Nevertheless, Danny Boyle later accepted another ambitious project by taking his “28 days later” star Cillian Murphy into outer space, in a dark but striking film about a crew trying to stop the Sun from dying, and therefore the Earth itself. The movie Sunshine (2007) subsequently cost $40 million to make. But ultimately, it failed to recoup its money at the box office. Just because something is a financial failure, though, doesn’t mean that the movie is not worth watching does it?
Sunshine (2007) Plot
Set in the year 2057, scientists Robert Capa (Cillian Murphy) and Cassie (Rose Byrne) are sent on a mission to fire a colossal nuclear bomb at the Sun in order to breathe new life back into the dying star. The mission’s first ship Icarus I failed in its endeavor seven years earlier. This time around Capa and Cassie take an eight person crew onboard Icarus II to complete the job. Unfortunately, complications occur and a dark discovery threatens to derail their plans to restart the Sun’s core. Not to mention placing all of their lives at risk.
Sunshine (2007) Review
The plot is definitely intriguing, with a lot of very talented actors littered about the spaceship to carry the story. These include Chris Evans, Mark Strong, Benedict Wong and Michelle Yeoh. Furthermore, the gloomy, murky atmosphere surrounding our dying Sun makes a good contrast to the hope and life the crew seeks to bring to their world. It’s a dangerous assignment, but the passion and philosophy in the script produce the right amount of emotional investment and dramatic tension to really sink you into the meat of this mission.
Unfortunately, the script trips up a little at the finish line and falls into cliché horror movie territory. In so doing, it misses the chance to explore in more detail humanity’s metaphysical connection to the celestial heavens. As well as our ultimate importance or inconsequence in the universe. The final reveal does makes an engaging twist though. And I kind of get why it was included. In the context of the film’s plot there is a logical sense for this kind of outcome to occur.
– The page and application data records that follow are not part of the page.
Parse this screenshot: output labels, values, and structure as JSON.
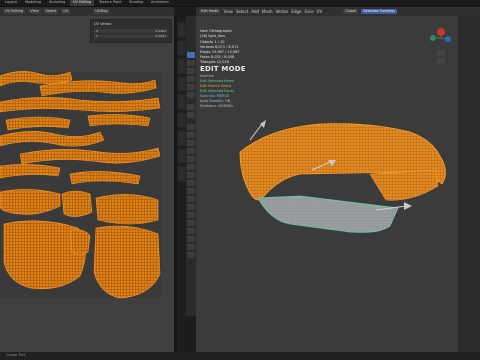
{
  "app": {
    "name": "Blender"
  },
  "top_tabs": [
    "Layout",
    "Modeling",
    "Sculpting",
    "UV Editing",
    "Texture Paint",
    "Shading",
    "Animation"
  ],
  "uv_editor": {
    "header": {
      "mode_label": "UV Editing",
      "image_label": "UVMap",
      "view_label": "View",
      "select_label": "Select",
      "uv_label": "UV"
    },
    "n_panel": {
      "title": "UV Vertex",
      "rows": [
        {
          "label": "X",
          "value": "0.1161"
        },
        {
          "label": "Y",
          "value": "0.1931"
        }
      ]
    }
  },
  "viewport": {
    "header": {
      "mode": "Edit Mode",
      "menus": [
        "View",
        "Select",
        "Add",
        "Mesh",
        "Vertex",
        "Edge",
        "Face",
        "UV"
      ],
      "orientation": "Global",
      "selected_label": "Selected Overlays"
    },
    "overlay": {
      "projection": "User Orthographic",
      "object": "(16) light_lens",
      "stats": [
        {
          "label": "Objects",
          "value": "1 / 10"
        },
        {
          "label": "Vertices",
          "value": "8,071 / 8,071"
        },
        {
          "label": "Edges",
          "value": "15,987 / 15,987"
        },
        {
          "label": "Faces",
          "value": "8,052 / 8,058"
        },
        {
          "label": "Triangles",
          "value": "12,016"
        }
      ],
      "mode_title": "EDIT MODE",
      "legend_head": "Inactive",
      "legend_items": [
        "Edit Selected Items",
        "Edit Seams Sharp",
        "Edit Selected Faces"
      ],
      "bottom_lines": [
        "Normals: MERGE",
        "Auto Smooth: ON",
        "Statistics: NORMAL"
      ]
    }
  },
  "status_bar": {
    "text": "Cursor Pick"
  },
  "colors": {
    "accent": "#e88a1a",
    "selection": "#f0a030",
    "lens": "#9a9ea0",
    "edge": "#5fd1a8"
  }
}
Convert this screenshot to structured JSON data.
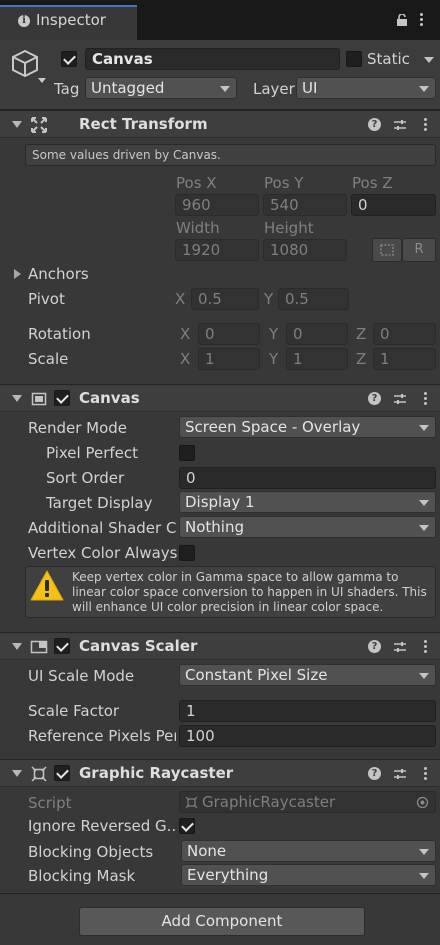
{
  "tab": {
    "title": "Inspector",
    "icon": "info-icon"
  },
  "gameobject": {
    "name": "Canvas",
    "active": true,
    "static_label": "Static",
    "static": false,
    "tag_label": "Tag",
    "tag_value": "Untagged",
    "layer_label": "Layer",
    "layer_value": "UI"
  },
  "rect_transform": {
    "title": "Rect Transform",
    "info": "Some values driven by Canvas.",
    "pos_x_label": "Pos X",
    "pos_y_label": "Pos Y",
    "pos_z_label": "Pos Z",
    "pos_x": "960",
    "pos_y": "540",
    "pos_z": "0",
    "width_label": "Width",
    "height_label": "Height",
    "width": "1920",
    "height": "1080",
    "r_button": "R",
    "anchors_label": "Anchors",
    "pivot_label": "Pivot",
    "pivot_x": "0.5",
    "pivot_y": "0.5",
    "rotation_label": "Rotation",
    "rot_x": "0",
    "rot_y": "0",
    "rot_z": "0",
    "scale_label": "Scale",
    "scale_x": "1",
    "scale_y": "1",
    "scale_z": "1",
    "x": "X",
    "y": "Y",
    "z": "Z"
  },
  "canvas": {
    "title": "Canvas",
    "enabled": true,
    "render_mode_label": "Render Mode",
    "render_mode": "Screen Space - Overlay",
    "pixel_perfect_label": "Pixel Perfect",
    "pixel_perfect": false,
    "sort_order_label": "Sort Order",
    "sort_order": "0",
    "target_display_label": "Target Display",
    "target_display": "Display 1",
    "shader_channels_label": "Additional Shader Ch",
    "shader_channels": "Nothing",
    "vertex_color_label": "Vertex Color Always",
    "vertex_color": false,
    "warning": "Keep vertex color in Gamma space to allow gamma to linear color space conversion to happen in UI shaders. This will enhance UI color precision in linear color space."
  },
  "canvas_scaler": {
    "title": "Canvas Scaler",
    "enabled": true,
    "ui_scale_mode_label": "UI Scale Mode",
    "ui_scale_mode": "Constant Pixel Size",
    "scale_factor_label": "Scale Factor",
    "scale_factor": "1",
    "ref_pixels_label": "Reference Pixels Per",
    "ref_pixels": "100"
  },
  "graphic_raycaster": {
    "title": "Graphic Raycaster",
    "enabled": true,
    "script_label": "Script",
    "script_value": "GraphicRaycaster",
    "ignore_reversed_label": "Ignore Reversed G...",
    "ignore_reversed": true,
    "blocking_objects_label": "Blocking Objects",
    "blocking_objects": "None",
    "blocking_mask_label": "Blocking Mask",
    "blocking_mask": "Everything"
  },
  "add_component": "Add Component"
}
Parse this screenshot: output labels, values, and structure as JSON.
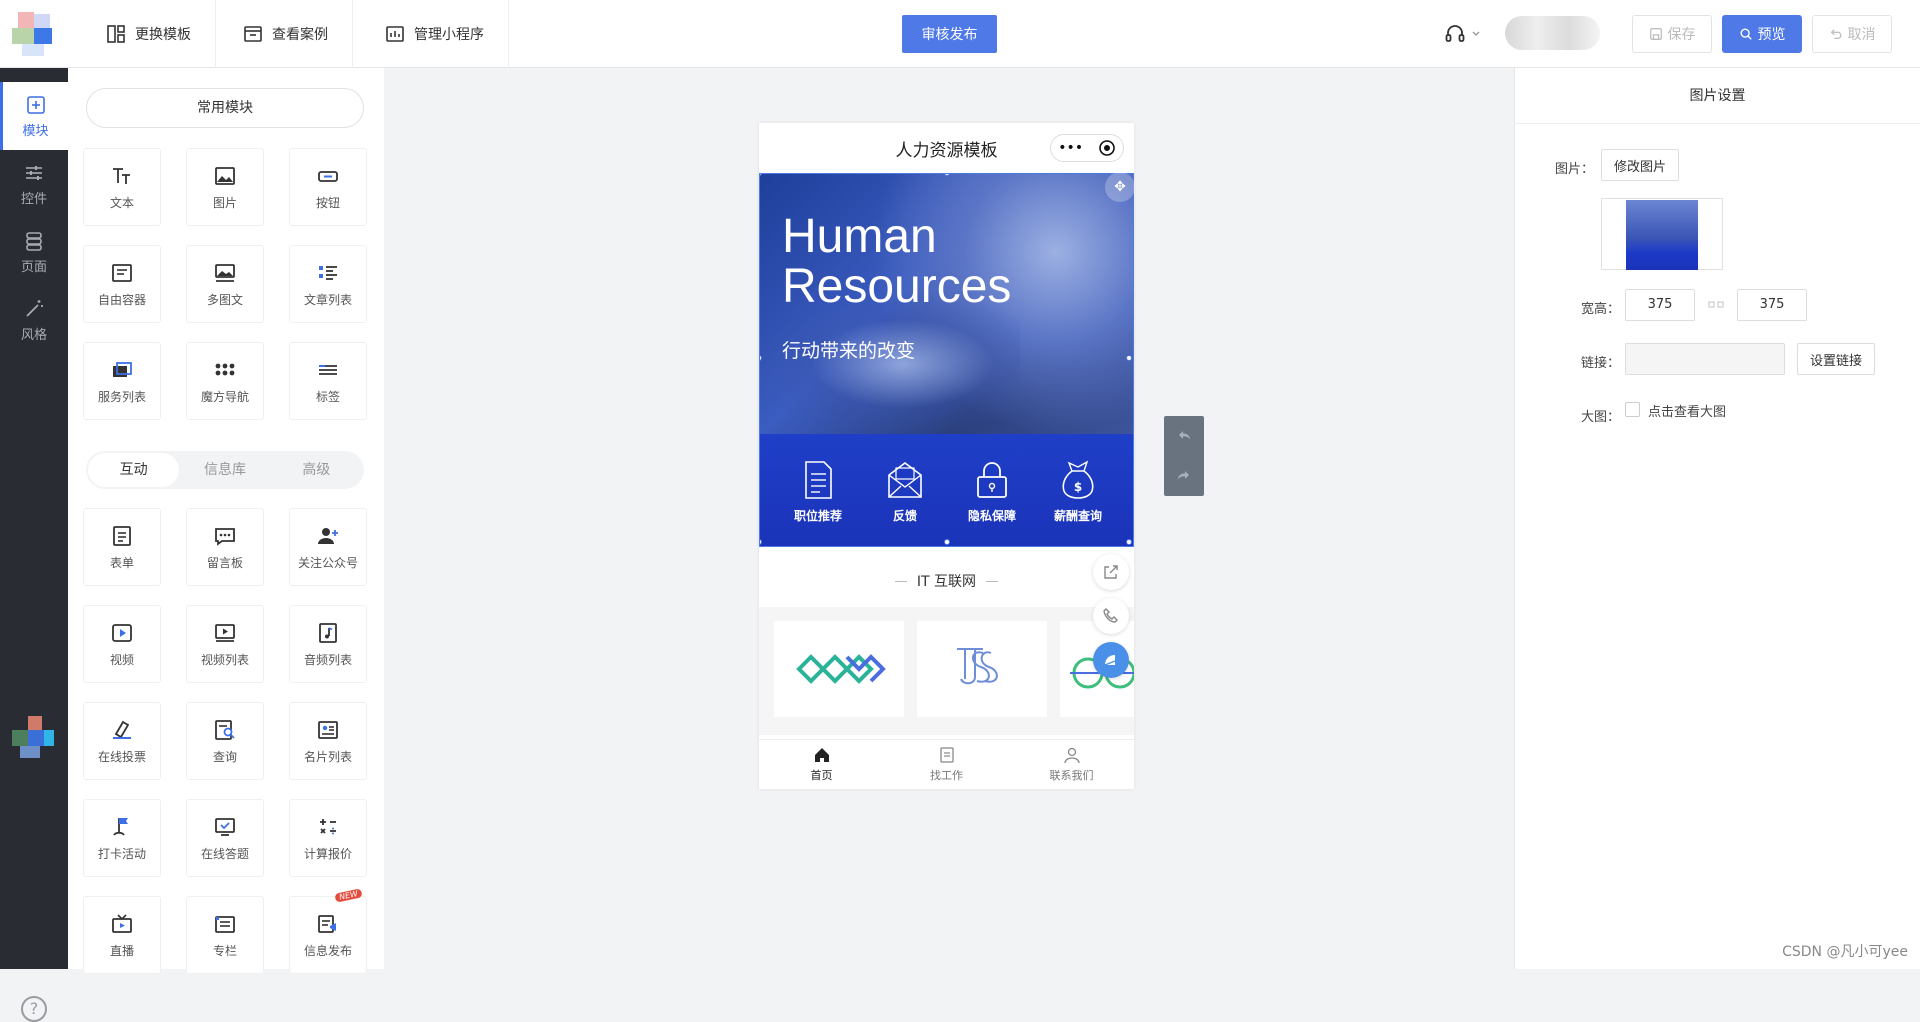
{
  "topbar": {
    "nav": [
      "更换模板",
      "查看案例",
      "管理小程序"
    ],
    "publish": "审核发布",
    "save": "保存",
    "preview": "预览",
    "cancel": "取消"
  },
  "leftnav": {
    "items": [
      "模块",
      "控件",
      "页面",
      "风格"
    ],
    "help": "?"
  },
  "panel": {
    "section_title": "常用模块",
    "common": [
      "文本",
      "图片",
      "按钮",
      "自由容器",
      "多图文",
      "文章列表",
      "服务列表",
      "魔方导航",
      "标签"
    ],
    "tabs": [
      "互动",
      "信息库",
      "高级"
    ],
    "interactive": [
      "表单",
      "留言板",
      "关注公众号",
      "视频",
      "视频列表",
      "音频列表",
      "在线投票",
      "查询",
      "名片列表",
      "打卡活动",
      "在线答题",
      "计算报价",
      "直播",
      "专栏",
      "信息发布"
    ],
    "new_badge": "NEW"
  },
  "phone": {
    "title": "人力资源模板",
    "banner_title_1": "Human",
    "banner_title_2": "Resources",
    "banner_subtitle": "行动带来的改变",
    "banner_icons": [
      "职位推荐",
      "反馈",
      "隐私保障",
      "薪酬查询"
    ],
    "category": "IT 互联网",
    "tabbar": [
      "首页",
      "找工作",
      "联系我们"
    ]
  },
  "rpanel": {
    "title": "图片设置",
    "image_label": "图片：",
    "change_image": "修改图片",
    "size_label": "宽高：",
    "width": "375",
    "height": "375",
    "link_label": "链接：",
    "link_value": "",
    "set_link": "设置链接",
    "bigimg_label": "大图：",
    "bigimg_option": "点击查看大图"
  },
  "watermark": "CSDN @凡小可yee",
  "colors": {
    "accent": "#5079e8",
    "sidebar": "#2a2c33",
    "banner": "#1f3fc8"
  }
}
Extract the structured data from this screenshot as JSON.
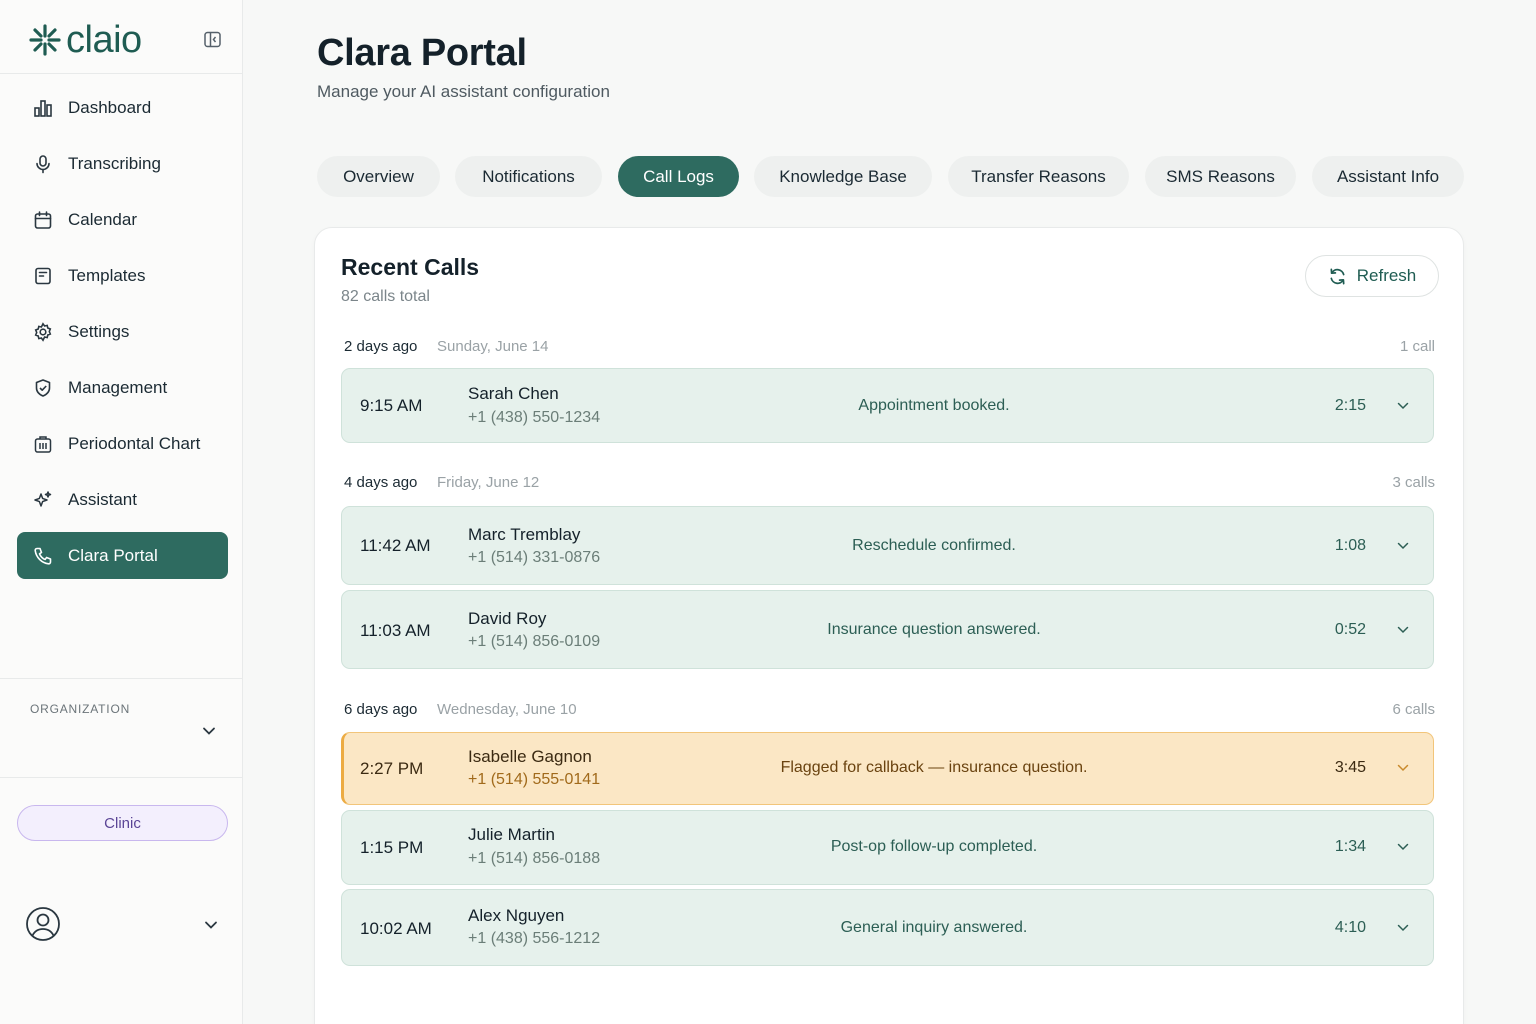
{
  "brand": {
    "name": "claio"
  },
  "sidebar": {
    "items": [
      {
        "label": "Dashboard",
        "icon": "bar-chart-icon",
        "active": false
      },
      {
        "label": "Transcribing",
        "icon": "microphone-icon",
        "active": false
      },
      {
        "label": "Calendar",
        "icon": "calendar-icon",
        "active": false
      },
      {
        "label": "Templates",
        "icon": "template-icon",
        "active": false
      },
      {
        "label": "Settings",
        "icon": "gear-icon",
        "active": false
      },
      {
        "label": "Management",
        "icon": "shield-icon",
        "active": false
      },
      {
        "label": "Periodontal Chart",
        "icon": "tooth-chart-icon",
        "active": false
      },
      {
        "label": "Assistant",
        "icon": "sparkle-icon",
        "active": false
      },
      {
        "label": "Clara Portal",
        "icon": "phone-icon",
        "active": true
      }
    ],
    "organization_label": "ORGANIZATION",
    "clinic_badge": "Clinic"
  },
  "header": {
    "title": "Clara Portal",
    "subtitle": "Manage your AI assistant configuration"
  },
  "tabs": [
    {
      "label": "Overview",
      "active": false
    },
    {
      "label": "Notifications",
      "active": false
    },
    {
      "label": "Call Logs",
      "active": true
    },
    {
      "label": "Knowledge Base",
      "active": false
    },
    {
      "label": "Transfer Reasons",
      "active": false
    },
    {
      "label": "SMS Reasons",
      "active": false
    },
    {
      "label": "Assistant Info",
      "active": false
    }
  ],
  "recent_calls": {
    "title": "Recent Calls",
    "total": "82 calls total",
    "refresh_label": "Refresh",
    "groups": [
      {
        "relative": "2 days ago",
        "date": "Sunday, June 14",
        "count": "1 call",
        "calls": [
          {
            "time": "9:15 AM",
            "name": "Sarah Chen",
            "phone": "+1 (438) 550-1234",
            "summary": "Appointment booked.",
            "duration": "2:15",
            "flagged": false
          }
        ]
      },
      {
        "relative": "4 days ago",
        "date": "Friday, June 12",
        "count": "3 calls",
        "calls": [
          {
            "time": "11:42 AM",
            "name": "Marc Tremblay",
            "phone": "+1 (514) 331-0876",
            "summary": "Reschedule confirmed.",
            "duration": "1:08",
            "flagged": false
          },
          {
            "time": "11:03 AM",
            "name": "David Roy",
            "phone": "+1 (514) 856-0109",
            "summary": "Insurance question answered.",
            "duration": "0:52",
            "flagged": false
          }
        ]
      },
      {
        "relative": "6 days ago",
        "date": "Wednesday, June 10",
        "count": "6 calls",
        "calls": [
          {
            "time": "2:27 PM",
            "name": "Isabelle Gagnon",
            "phone": "+1 (514) 555-0141",
            "summary": "Flagged for callback — insurance question.",
            "duration": "3:45",
            "flagged": true
          },
          {
            "time": "1:15 PM",
            "name": "Julie Martin",
            "phone": "+1 (514) 856-0188",
            "summary": "Post-op follow-up completed.",
            "duration": "1:34",
            "flagged": false
          },
          {
            "time": "10:02 AM",
            "name": "Alex Nguyen",
            "phone": "+1 (438) 556-1212",
            "summary": "General inquiry answered.",
            "duration": "4:10",
            "flagged": false
          }
        ]
      }
    ]
  },
  "colors": {
    "brand": "#1f5c52",
    "active": "#2e6b60",
    "row_bg": "#e6f1ec",
    "flag_bg": "#fbe7c5",
    "flag_accent": "#ecab42"
  }
}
Overall, “Sunshine” was a more ambitious and expensive venture from Boyle. Despite suffering from poor planning in the last part of the movie, it’s still an enjoyable sci-fi odyssey. The cast is also great, and together with unique visuals, and a stellar music score “Sunshine” still certainly ranks as a superior type of space horror movie. It may not be Boyle’s best work, but it’s certainly no failure like the box office results incorrectly indicated.
I give “Sunshine” 2 ½ stars out of 4.